Ratz acquired a new name and new member when in June 1975 they were joined by Aryeh (Lova) Eliav, who had been elected to Knesset as a member of the Alignment (Labor) list, forming Ya’ad-Civil Rights Movement (usually called Ya’ad.). But this arrangement proved short lived, as Freedman and Eliav split with Aloni over the Palestinian issue, forming a two-person Social Democratic Faction in 1976, which was later renamed the Independent Socialist Faction. This party, after combining with several other factions, stood for elections in 1977 as the Left Camp of Israel, or Sheli. Freedman decided not to stand for re-election, breaking with Sheli when the party refused to position women high enough on its electoral list, and instead became a founding member of the Women’s Party. Unfortunately, the fledgling party did not receive enough votes in 1977 for representation in the Knesset.
Her active political career at an end, Freedman helped establish a woman’s shelter in Haifa. She returned to the United States in 1981, settling in Berkeley, which remains her home. Her move was motivated in part to be close to her daughter, and in part because she felt constrained in Israel by her celebrity and the limits on her feminist, lesbian, and peace activism. She had spoken frequently in the U.S., primarily on feminist issues, but addressed issues related to Israel and peace as well. Although she thought the American Jewish community was crucial for the Israeli peace camp, on the whole she found the organized Jewish community in the United States “hugely unwelcoming.” However, from her many speaking engagements in Israel, she “was used to bad receptions.”
In 1997 Freedman started to return to Israel for extended stays, several months every year. She found herself inadvertently elected to the board of Brit Tzedek v’Shalom, a pro-peace and pro-Israel organization at the group’s founding conference in April 2002 and several months later as national president. Brit Tzedek developed a grass roots network of activists in 40 chapters across the U.S. She feels the organization made a significant contribution in “breaking the silence” about Israel and Palestine within the Jewish community, making possible an honest dialogue about the future of Israel for the first time. Chronically underfunded, Brit Tzedek merged into J Street in 2010, and Freedman ceased much of her political involvement with Israel-related issues.

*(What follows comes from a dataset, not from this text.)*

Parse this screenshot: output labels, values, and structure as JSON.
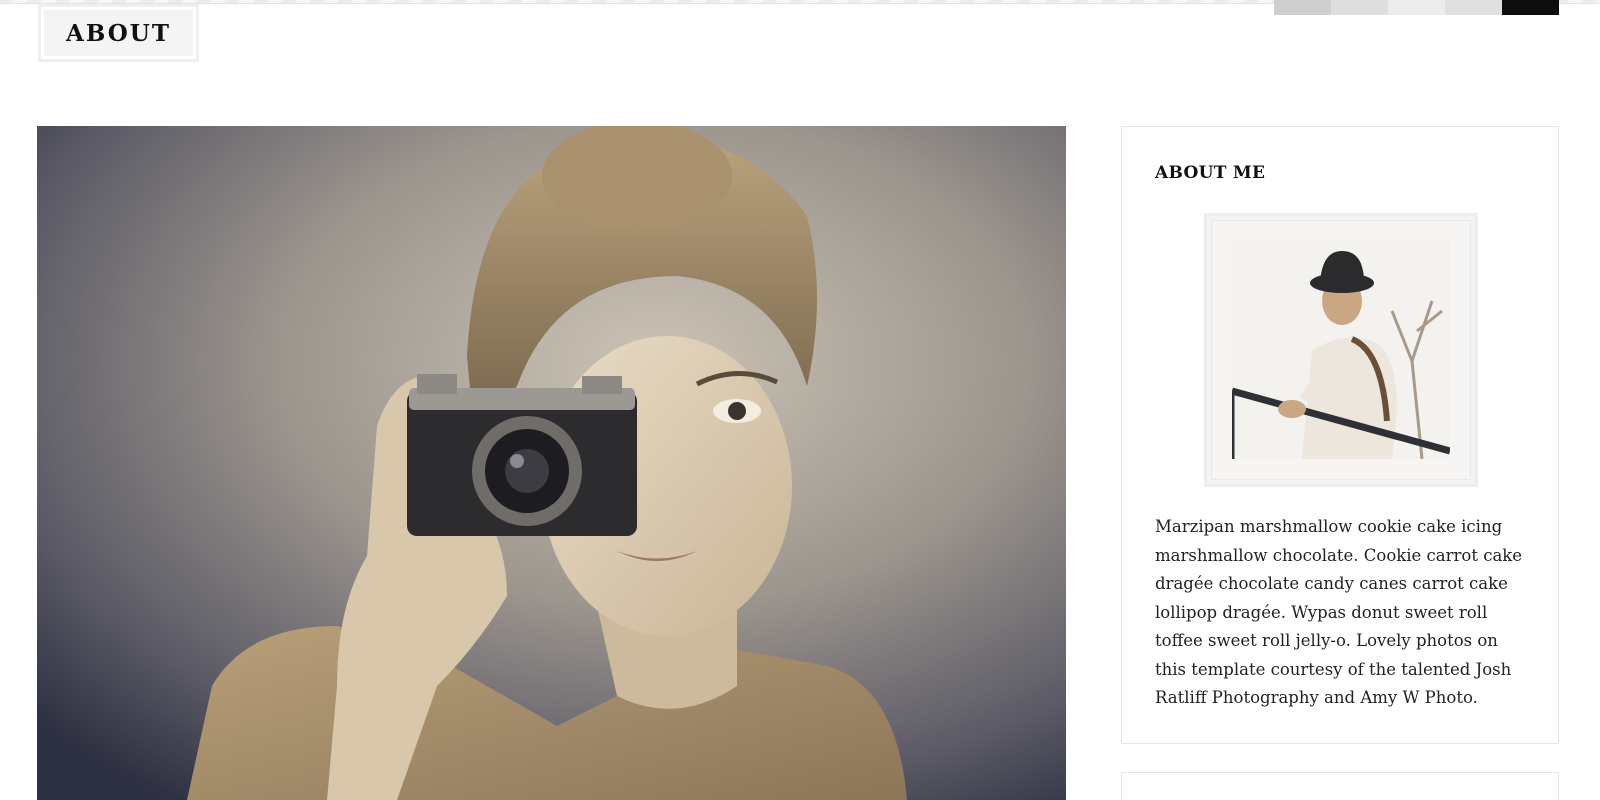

 Shulamit Aloni (1928–2014) was an Israeli politician, the founder and leader of the Civil Rights Movement (Ratz) and later the leader of Me’ertz. She was first elected to the Knesset in 1965, and served continually from 1973 through 1996. She was minister of education from 1992 to 1993.
 The Civil Rights Movement, more formally the Movement for Civil Rights and Peace or Ratz, was founded by Shulamit Aloni in 1973. In 1992 it formed an electoral alliance with Meretz and Shunui, and formally merged into Meretz in 1997.
 Aryeh Lova Eliav (1921–2010) was first elected to the Knesset in 1965 on the Alignment (Labor Party) list and was at one time general secretary of the Labor Party With different party affiliations, remained a member of Knesset until 1981, and served again with the Alignment from 1988 to 1992.